Look at how much moisture is in the watercress. The leaves should be crisp but not too dry or too wet. You want to find that sweet spot for freshness.
Say No to Yellow Flowers
Please don't go for a watercress with yellow flowers because that means it's gotten older. Younger watercress is usually more tender and tasty, so that's what you want.
Think About Organic
Suppose you can go for organic watercress. That means it's grown without synthetic pesticides or fertilizers, which might be better for you.
Consider the Season
Keep in mind when the watercress is in season. It's usually best in the spring and early summer. Choosing it when it's in season can make it taste and be better for you.
Pick a Good Source
Get your watercress from a good place, like a local farmers' market or a store you trust. That way, you're more likely to get good-quality watercress that's been handled and stored the right way.
Remember these tips when choosing watercress; you'll be sure to get the most out of its nutrients and deliciousness.
Tips for Preparing Watercress
If you want to get the most out of your watercress while keeping it tasty and good for you, here are some down-to-earth tips to make it happen:
Give It a Good Wash
Before using your watercress, please wash it well to remove any dirt.

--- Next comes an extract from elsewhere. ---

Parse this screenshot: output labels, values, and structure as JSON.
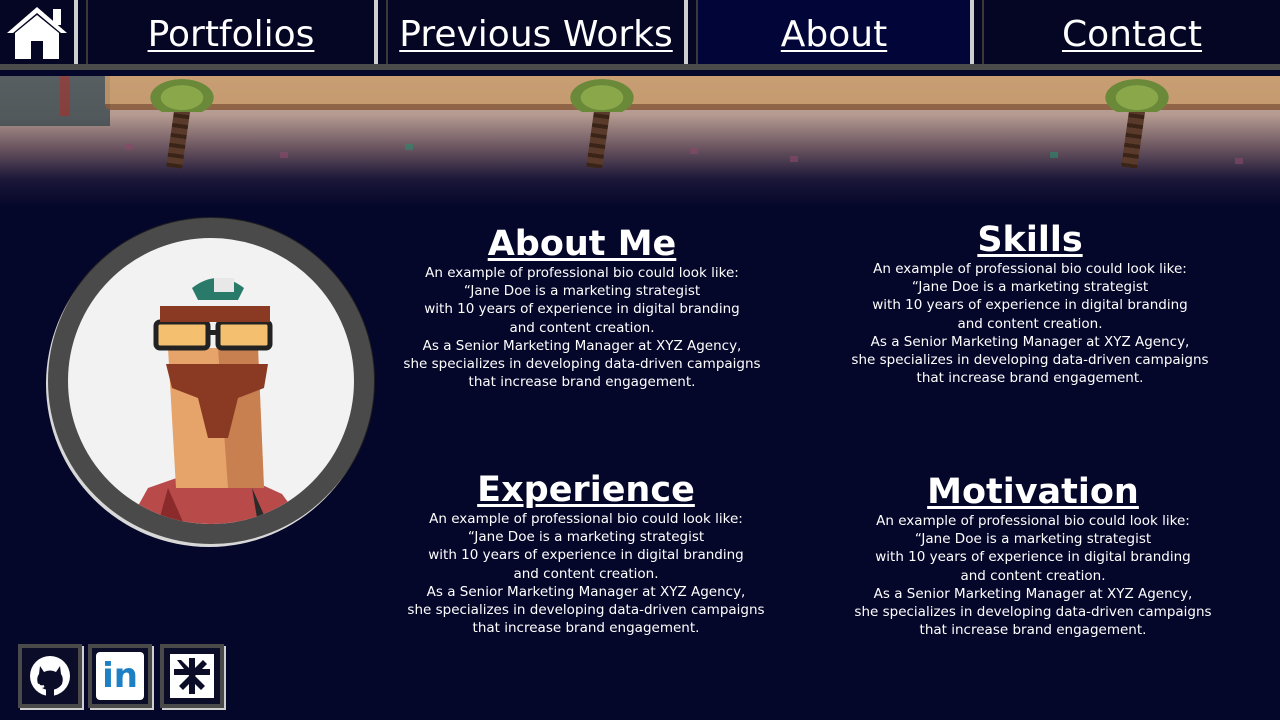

Just put it in a bowl of cold water and swish it around. Do that a couple of times until the water looks clear.
Trim the Stems
Cut off the tough stems of your watercress to keep the tender leaves. You can use kitchen shears or a knife to remove the bottom part of the stems and keep the good stuff.
Spin It Dry
After washing, use a salad spinner to get rid of extra water. Dry leaves improve your salads and other dishes, so they stay cool.
Quick Boil for a Milder Taste
If you want a milder taste and a nice green color, try boiling your watercress for 10-15 seconds. Then, put it in ice water to stop it from cooking more. This can make it less bitter.
Throw It in Salads
Watercress is great in salads. Mix it with other greens, fruits, and a light dressing to match its peppery taste. It adds nutrition and a nice crunch.
Top Your Soups and Stews
Make your soups and stews look better and taste better by adding watercress as a topping right before you serve them. The green color and peppery taste can make the whole meal better.
Use It in Sandwiches and Wraps
Put watercress in your sandwiches or wraps. Its crispy texture and peppery flavor can add a good crunch and taste to other ingredients.
Quick Sauté for Warm Dishes
Try sautéing watercress quickly for warm dishes. A fast sauté with olive oil and garlic can bring out its flavor without losing its nutrition. Just be careful not to cook it too much so it stays crispy.
Make Pesto or Green Sauce
Get creative and use watercress in pesto or green sauces. Mix it with garlic, nuts, Parmesan cheese, and olive oil to make a tasty and nutritious sauce for pasta, meat, or veggies.
Store It Right
Keep any leftover watercress in the fridge, ideally in a plastic bag with holes or wrapped in a wet paper towel. This helps it stay fresh for a longer time.
These simple tips will help you make the most of your watercress, making it a healthy and tasty addition to various dishes.
Tips on Including Watercress in Meal
If you want to add more greens to your diet, watercress is a wonderful addition to your menu. In addition to being a great addition to salads, it also goes well with meat. Add watercress sprigs to a grilled pork shoulder or a pepper steak with red wine sauce. You can also use watercress as a garnish for Asian or French dishes. Cooking the watercress until it is wilted will mellow its flavor and make it more versatile.
Its high vitamin C content is also an excellent source of antioxidants. These help fight oxidative stress and inflammation. Additionally, watercress is a rich source of vitamin K, which strengthens bones and prevents bone loss. It is also packed with vitamins A, C, E, and magnesium.
The flavor of watercress is reminiscent of other mustard family plants. It is mild early in the year and more pronounced during the summer. However, it is still best used in cooked dishes where it can add spice, so it's best to keep it milder.
Before cooking watercress, you should wash it thoroughly. Trim the stems if needed. Cooking the watercress kills parasites and bacteria and makes eating large quantities easier. Cooking the watercress also prevents it from harboring small snails and bugs.